After school we rushed home, sometimes via the wee bakery where we could buy a bag of broken pastry for a penny, but usually to get home and changed then out to play, let in by our neighbour Mr Irvine who was always around to look after us. We both did love to get out to play. Then when mum and dad came home, we had tea and usually that was time for us to go out together for a walk, or when we had bikes we’d ride on ahead and we’d explore Renfrew, go up and visit mum’s parents in Linthouse or go for a half pint glass of orange at Renfrew Airport just like Prince Charles had done on a visit there. Sometimes Uncle Tom would come down on his bike and come with us. He spoiled us both and bought us the most wonderful presents. I remember once he gave us string puppets, proper wooden ones, and dinky and corgi cars. He encouraged George to develop those fiddly fingers with a meccano set and always bought me sketch pads and paints and pencils to encourage my love of drawing.

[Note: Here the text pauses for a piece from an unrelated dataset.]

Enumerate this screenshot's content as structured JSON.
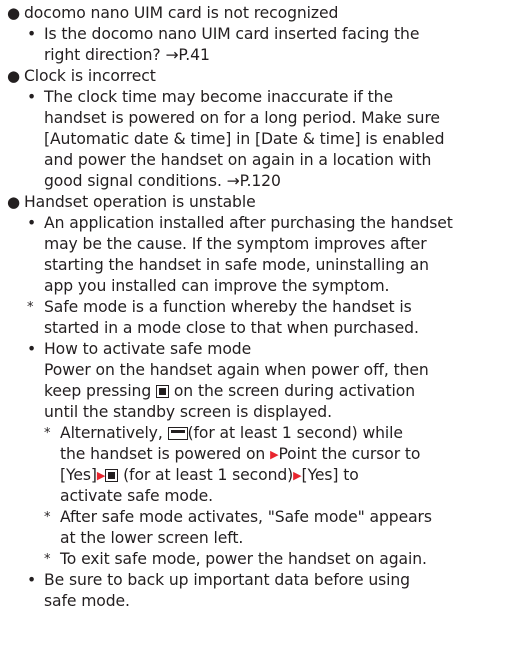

Saturday was the day we always visited gran and grandpa in Drive Road. We loved going there to play in the front room and have a look in the big cupboard where Uncle Tom used to sleep when he was a boy. They had a big sideboard in there with an open shelved area which we were small enough to fit inside. There was a table at the front window and chairs to sit and look out from our first floor window across to Elder Park and along Drive Road. We used to watch the rag and bone man and the coalman come along still with a horse and cart to deliver and sell. As it got nearly dark we’d look out for the ‘leerie’ who came along to light the gas lamps in the closes and we’d marvel at this strange orange glow that could be seen up and down the street. George loved cars and we’d sit for ages with pencil and paper writing down car number plates as they passed or parked on the street. We had tea,with cakes from Cameron’s the bakers, then maybe went across to the park for a walk, play on the swings and maybe go to the pond to watch people sailing their wee boats. Uncle Tom would come home and he’d take us each in turn for a ride on his bike, where we’d sit on the crossbar. When we asked for a ride he’d always say “Next Pancake Tuesday!” But then we’d smile and he’d relent. After we’d been out we’d watch him bring the bike back upstairs, clean every inch of it then pull it up above the hall stand on a pulley so that it was out of the way. Some Saturdays we’d go on into Govan to the pictures and maybe see Bambi or Snow White or some other Disney film. We always got sweeties for during the film, and came out when it was dark to begin the walk home. Sometimes dad would give one of us a ‘coal carry’ or put us right up on his shoulders where we’d have to hold onto his hands or put our hands on his forehead. By the time we got home we were well and truly ready for bed!
To be continued……….